Little people, against the odds have always defeated big opponents. The most popular stories, from any age, all agree. A Hero must defeat or outwit forces bigger than himself. Jack brought the giant crashing down the beanstalk. David slew the mighty Goliath. Odysseus, blinded the terrible Cyclops. Who hasn't felt tiny when faced with the challenges of life? Few people over 40 haven't been cut in two by betrayal. So often, the demands of work, marriage and friendship seem overwhelming. At times, even getting out of bed is heroic.
That's why, the hero facing impossible odds, speaks to the heart. Yes, says the heart. I know that feeling. Of not being good enough. Of being small and weak. The heart rejoices when it hears of somebody overcoming a massive obstacle.
Because of my wok as a storyteller, I'm fascinated by stories and films that speak to the heart. Who are the heroes of today? Who are the little people that defeat big opponents? When Game of Thrones came out I read them all, back to back. A small heroic feat? Last night I watched the last episode on the telly. Jon Snow is my favorite character. Like Jack, David, and Odysseus, he overcame huge obstacles.
Poor Jon had a rough start. As the bastard son of Ned Stark, nothing he did was good enough. He didn't fit in. He was never going to be a Lord: rich, powerful and respected. So he became an outsider: broody and silent, he practiced sword skills alone. This is the manure, from which he grew. His life was shit. But it got much better. When we first saw Jon Snow, he was at the bottom of the heap. A million miles from the Iron Throne. He was small in comparison to the mountain he climbed. When Jon eventually became 'King of the North', I rejoiced with him. I felt his triumph. Because I knew how far he had come. And secretly I hoped, maybe I too can overcome the challenges in my life. If Jon, why not me?
That's why these heroes are so popular. They let us hope. They let us hope, against the odds that we can do remarkable things. When we fail, and land on our asses, as we most certainly will, we can pick ourselves up, brush off the dust, and carry on.
Nobody wants to fail, obviously. No body wants to fall into difficulty. But we all know that the heroes and people we admire most, fail.
If you want to increase your success rate, double your failure rate. - Thomas J. Watson

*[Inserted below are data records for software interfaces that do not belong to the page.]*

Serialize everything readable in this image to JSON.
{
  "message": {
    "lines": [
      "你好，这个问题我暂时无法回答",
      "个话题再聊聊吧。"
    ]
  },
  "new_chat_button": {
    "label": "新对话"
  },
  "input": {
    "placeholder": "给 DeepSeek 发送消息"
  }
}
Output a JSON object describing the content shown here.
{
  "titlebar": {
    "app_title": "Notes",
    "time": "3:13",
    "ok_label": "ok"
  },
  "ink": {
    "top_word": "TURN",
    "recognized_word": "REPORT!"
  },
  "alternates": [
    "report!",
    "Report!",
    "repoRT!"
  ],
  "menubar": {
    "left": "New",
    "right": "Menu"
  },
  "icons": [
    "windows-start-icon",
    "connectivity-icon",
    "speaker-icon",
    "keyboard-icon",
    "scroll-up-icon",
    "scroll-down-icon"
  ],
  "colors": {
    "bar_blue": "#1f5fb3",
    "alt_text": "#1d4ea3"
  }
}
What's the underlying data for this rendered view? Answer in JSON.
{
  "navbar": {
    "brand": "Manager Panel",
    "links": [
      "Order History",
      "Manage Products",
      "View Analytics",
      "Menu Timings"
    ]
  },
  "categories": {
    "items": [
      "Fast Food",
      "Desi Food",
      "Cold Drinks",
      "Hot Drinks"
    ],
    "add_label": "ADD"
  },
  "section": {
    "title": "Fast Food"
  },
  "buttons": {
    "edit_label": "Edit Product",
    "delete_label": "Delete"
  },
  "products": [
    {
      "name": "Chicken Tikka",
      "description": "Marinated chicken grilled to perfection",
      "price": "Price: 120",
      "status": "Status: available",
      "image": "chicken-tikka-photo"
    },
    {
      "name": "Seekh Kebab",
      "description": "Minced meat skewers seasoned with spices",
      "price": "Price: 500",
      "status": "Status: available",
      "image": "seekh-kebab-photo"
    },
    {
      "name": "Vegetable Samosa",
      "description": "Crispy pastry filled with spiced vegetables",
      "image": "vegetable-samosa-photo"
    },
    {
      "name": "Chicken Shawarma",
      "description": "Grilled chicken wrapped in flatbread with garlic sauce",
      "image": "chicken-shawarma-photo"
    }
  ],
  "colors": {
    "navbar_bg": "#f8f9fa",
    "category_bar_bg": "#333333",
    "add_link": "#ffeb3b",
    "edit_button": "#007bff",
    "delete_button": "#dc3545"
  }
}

When Jon joined the Nightswatch, the failures, and rejects of the world became his family. It was there, in the ashes of failure that Jon forged a deep friendship with Samwell Tarly. Sam's situation was even worse than Jon's. He was fat, clumsy and cowardly. Everybody picked on him. He was a hopeless soldier, doomed to failure. Jon became Sam's protector, and told the bullies of the Nightswatch:
Sam's no different from the rest of us. There was no place for him in the world, so he came here. We're not going to hurt him in the training yard anymore. Never again, no matter what Thorne says. He's our brother and we're going to protect him.
Jon is strong, good-looking, and broody. But these classic-Romantic qualities are outweighed by his humility. He is humble and he protects the weak. This is why we love him. Jon Snow gets to join the company of mythic heroes. He stands alongside Jack and the Beanstalk, David and Goliath and Odysseus. These heroes give us hope. Hope that we can rise from our own failures. Hope that it is never to late to start again.